Concert Review: Elton John and Billy Joel
February 20, 2010
The Elton John-Billy Joel “Face 2 Face” concert tour has been the largest grossing act on the circuit for the last few years, and it’s not tough to understand why.
Take the two top pop piano players around, aging as they may be. Put them on stage for more than three hours. No intermission. Listen as they crank out a set list of 30-plus classic hits and the enthusiastic audience roars their approval. Remind me—what exactly are we not supposed to like?
Their glory days may be behind them, but the Piano Man and the Rocket Man are seasoned showmen. They know what the crowd wants. And they do not disappoint.
The lights dim at 7:45 at the HP Pavilion in San Jose as the arena fills with the sounds of Randy Newman’s “The Natural.” Twin grand pianos rise up from underneath the giant stage. Billy Joel, 60, comes out first to the tune of “Yankee Doodle Dandy.” Elton John, 63, enters from the opposite side to the blaring “Hail Brittania.” The two music superstars share a warm embrace and acknowledge the thunderous roar of the crowd.
If there is a criticism of “Face 2 Face,” it is the predictability of the concert set list. There are rarely surprises. Sitting across the stage from one another, John and Joel fire off an impressive, though well-worn, opening salvo of “Your Song,” “Just the Way You Are,” “Don’t Let the Sun Go Down on Me,” and “My Life.” At that point, Joel disappears backstage and Sir Elton and the lads, most of whom have been with him since the beginning, take over.
Name a hit by Elton John from the ‘70s and we heard it. Starting, as always, with “Funeral for a Friend,” John jumps immediately in to “Saturday Night.” His set list focuses on fan favorites: “Tiny Dancer,” “Levon,” “Goodbye Yellow Road,” “Daniel,” and a 10-minute extended version of “Rocket Man” that is always the highlight of his performance.
Elton John is a performer of few words.

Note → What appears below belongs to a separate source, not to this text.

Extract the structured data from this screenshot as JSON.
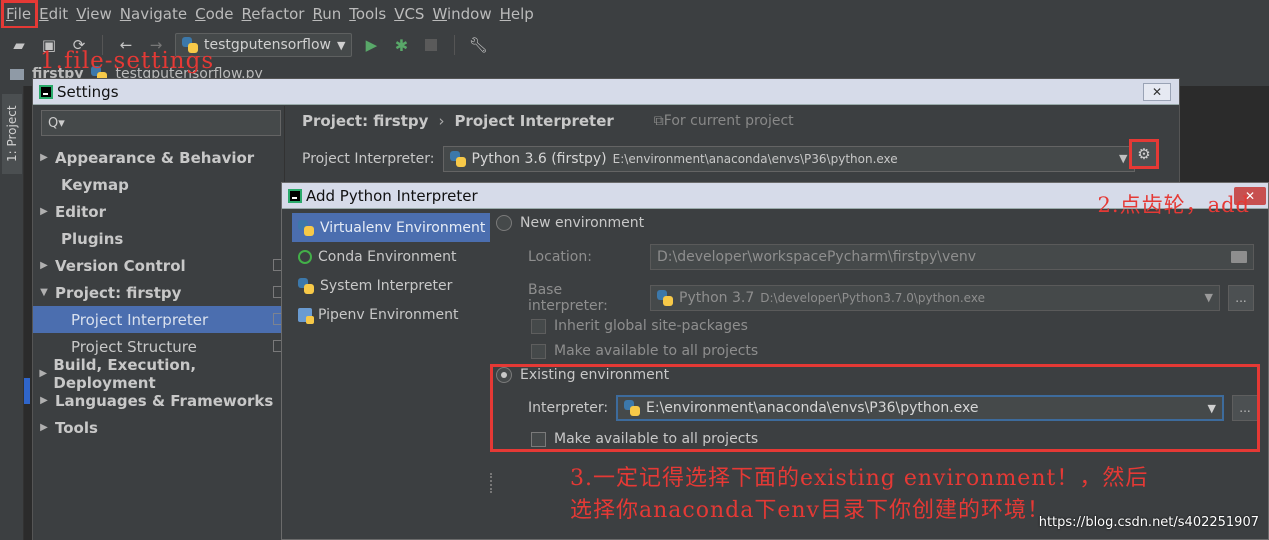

Rarely does he speak to the audience, preferring to focus on the music. But after each song, he leaps up from the piano and starts slashing the air with his index fingers, stoking the audience on. John is the only performer I’ve seen who will take time between songs to scribble autographs for the crowd. Nice touch. He does eleven songs before disappearing.
Within minutes, Billy Joel, looking his age, is racing through the opening standard “Angry Young Man” and then jumping to “Moving Out.” Joel is the wise guy who loves talking to the crowd. “I’m Billy’s old man,” he announces after the second song. “Billy couldn’t make it tonight, but it’s OK. I know all his old shit.”
Indeed he does. Joel offers up the set he has performed for years: “Allentown,” “We Didn’t Start the Fire,” “River of Dreams.” “Scenes from an Italian Restaurant,” “She’s Always a Woman,” and “Don’t Ask Me Why.” It seemed a little strange to watch the graying Joel swinging his hips to “It’s Still Rock and Roll to Me” – perhaps he should stay longer at the piano. The voice isn’t the same, but the passion remains. Few singers can work a crowd like Billy Joel.
And give credit to his band. Whereas Elton John’s mates pretty much stay in place, Joel’s musicians cover the stage from one end to the other, almost literally disappearing into the audience. Elton John puts his focus on the music; Billy Joel reaches out to the audience and connects.
Nearly two-and-a half hours later, the dynamic duo reunites on stage and the last few songs are the strongest in the set, including “Benny and the Jets,” and “Uptown Girl.” I miss the Beatles medley that was in the Anaheim show last March, but closing numbers “Candle in the Wind,” plus a few bars of “Do You Know the Way to San Jose?,” before a final sing-along of “Piano Man.” make for a pretty powerful ending.
11:05. Lights up. Three hours and twenty minutes. 32 songs. Well worth the wait. Well worth the drive.